BLOOMINGTON — Gary Brown knows his chances of staying out of jail hinge on his ability to change his own mind about criminal behavior.
"It came to the point where I was done. I needed help changing my way of thinking," said the 40-year-old, who recently celebrated one year of being clean and sober.
Brown, of Bloomington, is one of 14 men in the Moral Reconation Therapy group led by the Center for Youth and Family Solutions (CYFS) for people on probation for drug offenses. Similar groups meet at the McLean County jail and Chestnut Health Systems. The program's name refers to the examination of a criminal's decision to act solely on a desire for something, such as drugs or possessions.
Started in October with a $30,000 grant from the McLean County Health Department, the MRT program is based on a unique 12-step approach that requires participants to squarely face their bad habits, and develop ways to stop the cycle that has repeatedly delivered them to the doors of the criminal justice system.
Gene Kelley had to deal with his anger toward the world as part of his path to change.
"A lot of my issue was changing my attitude, digging deeper into who I am. It's been a long road in and out of jail since I was 13, and prison twice. I feel this is one of my last options, but it feels different this time," said Kelley, 36, of Bloomington.
Doug Braun, community outreach coordinator for the CYFS, said group members are not shy about calling each other out when old patterns of manipulation and dishonesty surface during the 90-minute weekly sessions.
"This is a very structured program, based on a delayed gratification approach. They decide when a person is ready to move to the next step," said Braun, who supervises the group with Matt Searby and Sara Chlebanowski.
For Jerome Lockett, the key concept in the MRT program is honesty.
"I needed to change my core beliefs.
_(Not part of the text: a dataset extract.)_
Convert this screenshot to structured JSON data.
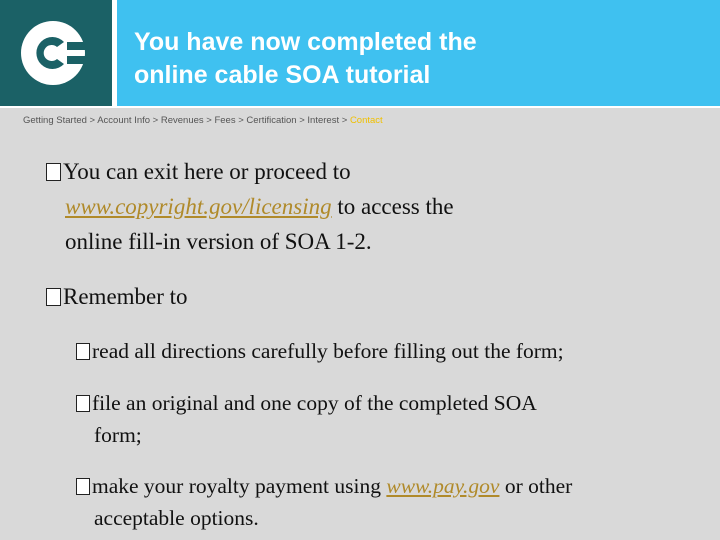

That required me to start being honest with myself and others," said Lockett, 55, of Bloomington.
The four members of the MRT group who agreed to be interviewed by The Pantagraph view their previous prison terms as devoid of meaningful opportunities for long-term change.
"Sending us to prison helps us to be smarter criminals. This is giving us the tools to fix ourselves," said Brown.
The Department of Corrections uses cognitive behavioral therapy with inmates, a treatment with similarities to MRT and "widely accepted as the best practice for the criminal justice population," said IDOC spokeswoman Stacey Solano.
While time behind bars may convince some people a law-abiding life is the best option, for others change comes later — after a higher price is paid.
"I remember that I couldn't wait to get out and do it again," said Donny Smith, referring to getting involved in drugs. The 50-year-old Bloomington man also is making his way through the course that takes 12 and 16 weeks to complete.
The changes that help offenders overcome their criminal thoughts also repair relationships torn apart by years of bad behavior, said the MRT participants.
"Now I have a relationship with my son. My mom wouldn't trust me, but now when I say I'm gonna do something, I do it. Things are changing," said Smith.
A group of 10 male inmates at the county jail also attend MRT sessions. Jackie Mathias, with inmate services, said members recruit others to join.
"They all choose to be there. I think it's been helpful and they are taking it really seriously, At least one person said this is the first time he's bothered to attend a group," said Mathias.
Operating under the theory that a short time in a program is better than no time, the jail encourages inmates who are headed to prison to complete as many steps as possible before their transfer.
"The program gives them something positive to focus on while they're here," said Mathias.
Drug court members who may be sent to jail for violating terms of their probation continue their MRT work during their jail stay.
Tammy Rodgers, director of adult chemical dependency services at Chestnut Health Systems, said six women in a new MRT group also are responding well to the curriculum.
"We're trying to get clients to see that they are not an island and how they behave affects others around them. It's much more powerful for them to challenge and hear from each other," said Rodgers, who expects new members to be added to the group.